We live in a moment in which the word “populism” is never far from the lips of politicians (although oh so rarely of the populist politicians themselves). We hear the word repeated over and over, but once we try to get a handle on what it actually means, confusion abounds. There are a few good reasons for this difficulty of understanding but, at the same time, the burgeoning academic community writing on populism has increasingly forged a consensus around at least the core features of the concept.
The first reason for the conceptual confusion is that words don’t neatly map onto their referents. There is a struggle over the meaning of key political terms and the predominant use of populism in politics and the media is derogatory. Established politicians and journalists dismiss populism as an aberrant infant intruding into and disrupting political normality.
Because populists don’t understand politics, according to this establishment view, the populist intrusion will be temporary. Voters will inevitably return to their senses and see through the seductive but hollow musings of this infantile intruder. This is why the signifier “populism” tends to be used by establishment figures – such as former British prime minister Tony Blair and former deputy prime minister Nick Clegg. And what they intend to signify by that word is that the public should reject populism. They are the anti-populists but, again, you don’t tend to hear those accused of being populist – Nigel Farage or Donald Trump, for instance – labelling themselves as such.

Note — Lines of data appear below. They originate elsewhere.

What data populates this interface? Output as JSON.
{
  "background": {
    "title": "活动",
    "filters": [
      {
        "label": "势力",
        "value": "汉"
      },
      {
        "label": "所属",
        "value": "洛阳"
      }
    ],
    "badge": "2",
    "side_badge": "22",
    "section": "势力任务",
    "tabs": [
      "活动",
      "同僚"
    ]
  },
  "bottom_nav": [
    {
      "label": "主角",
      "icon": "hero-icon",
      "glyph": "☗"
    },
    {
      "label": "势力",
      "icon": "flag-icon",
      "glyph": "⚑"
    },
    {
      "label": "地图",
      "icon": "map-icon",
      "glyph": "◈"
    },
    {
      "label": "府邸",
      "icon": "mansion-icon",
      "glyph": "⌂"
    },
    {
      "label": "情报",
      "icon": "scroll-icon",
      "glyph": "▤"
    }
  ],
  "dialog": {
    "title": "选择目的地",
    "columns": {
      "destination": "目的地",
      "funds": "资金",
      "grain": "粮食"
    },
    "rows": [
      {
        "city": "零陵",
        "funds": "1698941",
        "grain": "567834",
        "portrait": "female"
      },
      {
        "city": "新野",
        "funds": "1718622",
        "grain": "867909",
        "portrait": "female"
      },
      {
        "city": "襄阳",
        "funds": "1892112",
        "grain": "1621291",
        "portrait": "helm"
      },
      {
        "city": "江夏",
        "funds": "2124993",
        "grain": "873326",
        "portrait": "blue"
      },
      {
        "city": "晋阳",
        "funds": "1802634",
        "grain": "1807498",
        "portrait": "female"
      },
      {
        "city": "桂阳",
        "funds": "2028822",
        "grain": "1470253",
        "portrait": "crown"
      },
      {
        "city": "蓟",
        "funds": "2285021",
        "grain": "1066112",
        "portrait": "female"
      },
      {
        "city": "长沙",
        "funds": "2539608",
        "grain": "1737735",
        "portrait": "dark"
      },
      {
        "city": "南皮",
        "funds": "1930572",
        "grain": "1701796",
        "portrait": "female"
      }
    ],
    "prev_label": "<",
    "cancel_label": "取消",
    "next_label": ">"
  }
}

Invoking Blair and Clegg brings us to the second reason for populism’s conceptual confusion. Historically, populism has not been a permanent political phenomenon. It comes in waves. It disappears and reappears, usually coinciding with crisis (whether real or declared). What matters is the people have to feel that crisis, have to recognise that the crisis designated by the interloping populist performer is upon us. And this time the crisis is also a crisis of the worldview that the likes of Blair and Clegg brought into being. When in power, Blair regularly likened the version of globalisation New Labour fostered as a force of nature. As sure as night follows day, globalisation was upon us, and the only valid response was to find a way to work within this unstoppable force.
Nationalism began to rise in Europe several decades back. It came in response to the establishment, consolidation and growth of the European Union, and the decline of the continent encapsulated by decolonisation and the end of empires. Initially it was a trickle, but it grew inexorably throughout this century. Populists began to rail against postnational institutions such as the EU and the United Nations and against international treaties that attempt to bind all nations (relating to climate change and other environmental factors). Globalisation no longer seems quite as inevitable as Blair claimed.
Rejecting the ‘elites’
In this shift from Blair’s globalisation to the reassertion of nationalism, something happened to the people. This is one of the most heavily contested concepts in politics, but under the calm of Blair’s rule, the people were viewed as one – both rulers and ruled got along with one another. Blair was declared the “man of the people” and he thought his popularity resulted from his being “a normal guy”. This is not how populists treat the people. For populists, the seamless harmony between the people and their rulers no longer holds. The people have been betrayed. A gulf has opened up between the people and the elites. Instead of unity, they have entered a conflictual relationship.
And it is this understanding of populism – the people pitched against elites – that has now become widespread among the academic community. But this is a somewhat limited or minimal presentation of what populism is, and once academics start expanding on it, they quickly start to disagree.
The most contentious issue is over whether populism is an ideology as Cas Mudde, the most quoted commentator on contemporary populism claims. This would align populism with other political ideologies, such as liberalism, socialism and conservatism.
Yet liberalism has core identifiable features – the centrality of the individual (and not the people), human rights, the separation (and limitation) of powers. Populism does not have these.
Moffitt suggests populism is better understood as a style. It’s a manner or practice of doing politics. You identify (or declare) a crisis, invoke the people against elites, and so on. And because it is more of a style of politics than an ideology with content, there are several variants of it, most notably of the left and right. Syriza in Greece and Podemos in Spain are perhaps the most obvious left variants emerging in the aftermath of 2008 – although both Corbynism (far more than Jeremy Corbyn himself) and Bernie Saunders share certain affinities.
It is the right, however, especially in Europe and now the United States under Trump, that is very much in the ascendancy. The right has proved highly effective at mobilising the national people against not only “the swamp” in Washington or Brussels, but also against those these elites are deemed to represent and protect: migrants primarily, but also other minority interests.
This is the final complicating factor about populism: alongside the people and the elites, there is a third group against which populists will direct their ire – migrants usually for the right; financial elites for the left. The success of right populists mobilising against the dual combination of Brussels elites and migrants (or minorities) explains why Viktor Orban is in power in Hungary, Matteo Salvini in Italy, and European politics continues to be profoundly influenced by Farage, Marine Le Pen, Geert Wilders – and plenty more besides.
Andy Knott is senior lecturer, School of Humanities, University of Brighton.
This article first appeared on The Conversation.